BEGIN RECORDS FOR THE TASK

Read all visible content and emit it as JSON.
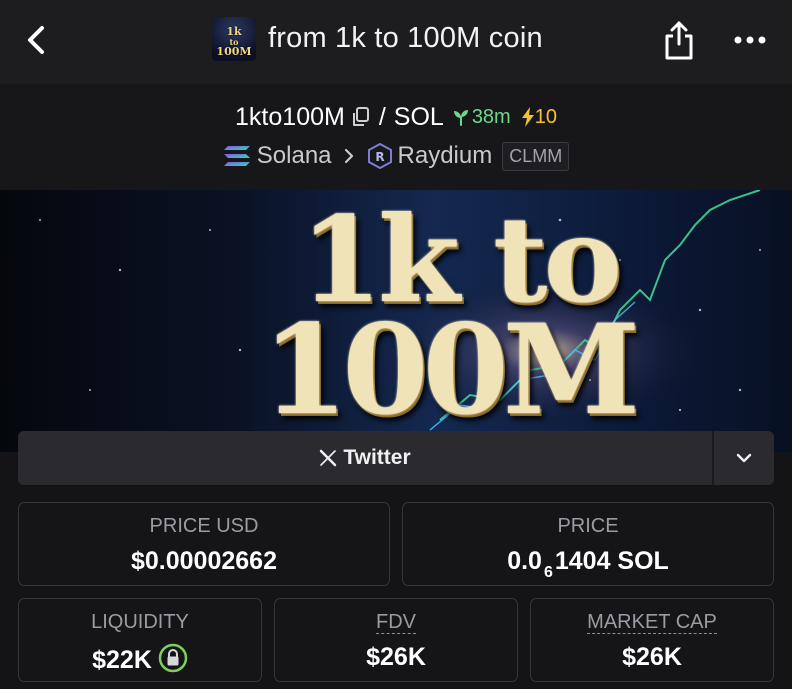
{
  "header": {
    "title": "from 1k to 100M coin",
    "logo_line1": "1k",
    "logo_line2": "to",
    "logo_line3": "100M"
  },
  "pair": {
    "token": "1kto100M",
    "separator": "/",
    "quote": "SOL",
    "age": "38m",
    "boosts": "10",
    "chain": "Solana",
    "dex": "Raydium",
    "pool_type": "CLMM"
  },
  "banner": {
    "line1": "1k to",
    "line2": "100M"
  },
  "social": {
    "twitter_label": "Twitter"
  },
  "stats": {
    "price_usd_label": "PRICE USD",
    "price_usd_value": "$0.00002662",
    "price_label": "PRICE",
    "price_prefix": "0.0",
    "price_zeros": "6",
    "price_suffix": "1404 SOL",
    "liquidity_label": "LIQUIDITY",
    "liquidity_value": "$22K",
    "fdv_label": "FDV",
    "fdv_value": "$26K",
    "mcap_label": "MARKET CAP",
    "mcap_value": "$26K"
  },
  "colors": {
    "age_green": "#6cd98a",
    "boost_yellow": "#f2c230",
    "lock_green": "#7ccf5a",
    "background": "#141416"
  },
  "icons": {
    "back": "chevron-left-icon",
    "share": "share-icon",
    "more": "more-horizontal-icon",
    "copy": "copy-icon",
    "age": "seedling-icon",
    "boost": "lightning-icon",
    "chain": "solana-icon",
    "dex": "raydium-icon",
    "twitter": "x-icon",
    "social_more": "chevron-down-icon",
    "liquidity_lock": "lock-icon"
  }
}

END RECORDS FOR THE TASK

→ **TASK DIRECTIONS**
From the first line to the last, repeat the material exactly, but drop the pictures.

→ **WORKED SOLUTION**
Read all visible content and emit it as JSON.
{
  "header": {
    "title": "from 1k to 100M coin",
    "logo_line1": "1k",
    "logo_line2": "to",
    "logo_line3": "100M"
  },
  "pair": {
    "token": "1kto100M",
    "separator": "/",
    "quote": "SOL",
    "age": "38m",
    "boosts": "10",
    "chain": "Solana",
    "dex": "Raydium",
    "pool_type": "CLMM"
  },
  "banner": {
    "line1": "1k to",
    "line2": "100M"
  },
  "social": {
    "twitter_label": "Twitter"
  },
  "stats": {
    "price_usd_label": "PRICE USD",
    "price_usd_value": "$0.00002662",
    "price_label": "PRICE",
    "price_prefix": "0.0",
    "price_zeros": "6",
    "price_suffix": "1404 SOL",
    "liquidity_label": "LIQUIDITY",
    "liquidity_value": "$22K",
    "fdv_label": "FDV",
    "fdv_value": "$26K",
    "mcap_label": "MARKET CAP",
    "mcap_value": "$26K"
  },
  "colors": {
    "age_green": "#6cd98a",
    "boost_yellow": "#f2c230",
    "lock_green": "#7ccf5a",
    "background": "#141416"
  },
  "icons": {
    "back": "chevron-left-icon",
    "share": "share-icon",
    "more": "more-horizontal-icon",
    "copy": "copy-icon",
    "age": "seedling-icon",
    "boost": "lightning-icon",
    "chain": "solana-icon",
    "dex": "raydium-icon",
    "twitter": "x-icon",
    "social_more": "chevron-down-icon",
    "liquidity_lock": "lock-icon"
  }
}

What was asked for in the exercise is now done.